To mitigate these risks, most modern gas power plants have robust safety measures in place, including gas leak detection systems, emergency response plans, and communication protocols to alert nearby communities in case of an incident. Additionally, local authorities should conduct risk assessments and ensure that emergency services are well-prepared to respond to potential hazards posed by gas power plants during earthquakes.
Solar power plants generally pose fewer risks compared to conventional power plants that use fossil fuels or nuclear energy. However, they are not without their own set of potential risks and challenges. Below you can find some of the risks associated with solar power plants in an event of a severe earthquake.
The production of solar panels involves the use of various materials, including rare metals and chemicals. Severe earthquakes could potentially introduce these into the ecosystems of their location.
Although the solar panels themselves are not typically a fire hazard, electrical components like inverters and batterises that store the electricity can pose a risk. Electrical malfunctions or faults can lead to fires, especially in poorly maintained systems in an event of a severe earthquake, and thus pose a longterm risk for the local ecosystem.
Overall, the mitigation of risks associated with utility-scale solar power plants involves a combination of technological advancements, sustainable practices, regulatory adherence, and ongoing monitoring and maintenance.
Biomass power plants, which generate electricity by burning organic materials like wood, agricultural residues, or waste, can pose certain risks during earthquakes. While biomass power plants are generally considered less hazardous than some other types of power generation facilities, yet there are still potential risks to be aware of.
One of the primary risks associated with biomass power plants during earthquakes is the potential for fires. The shaking during an earthquake can damage electrical systems, equipment, and fuel storage, which may lead to electrical faults and fires.

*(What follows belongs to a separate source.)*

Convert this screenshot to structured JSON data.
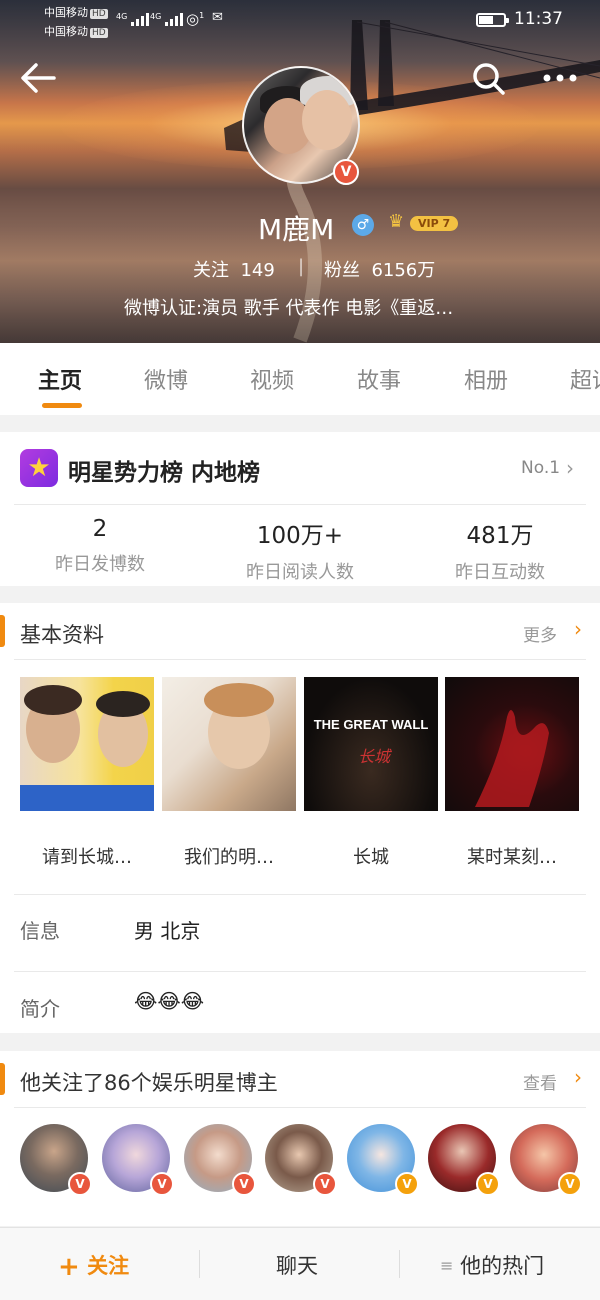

Earthquakes can disrupt the fuel handling systems in a biomass plant, potentially causing spills or accidents related to the storage and transportation of biomass feedstock.
It's important to note that the specific risks associated with biomass power plants can vary based on factors such as plant size, location, and design. The biomass power industry prioritizes safety and works closely with regulatory authorities to ensure that biomass energy is generated with minimal risk to people and the environment, even in earthquake-prone regions.
Information found on this page is a derivative set, based on sources mentioned below.
We aggregate and combine data from USGS (United States Geographical Survey) and the EMSC (European-Mediterranean Seismological Centre). This allow us to get near real-time and historical earthquake data dating back to the year 1950.
Information or data found on this page should not be used for, or as an early warning system. It is intended as an historical reference or near real-time complementary information to offical and governmental sources. In an event of an emergency it is important closely monitor and follow advice from national, state and local authorities.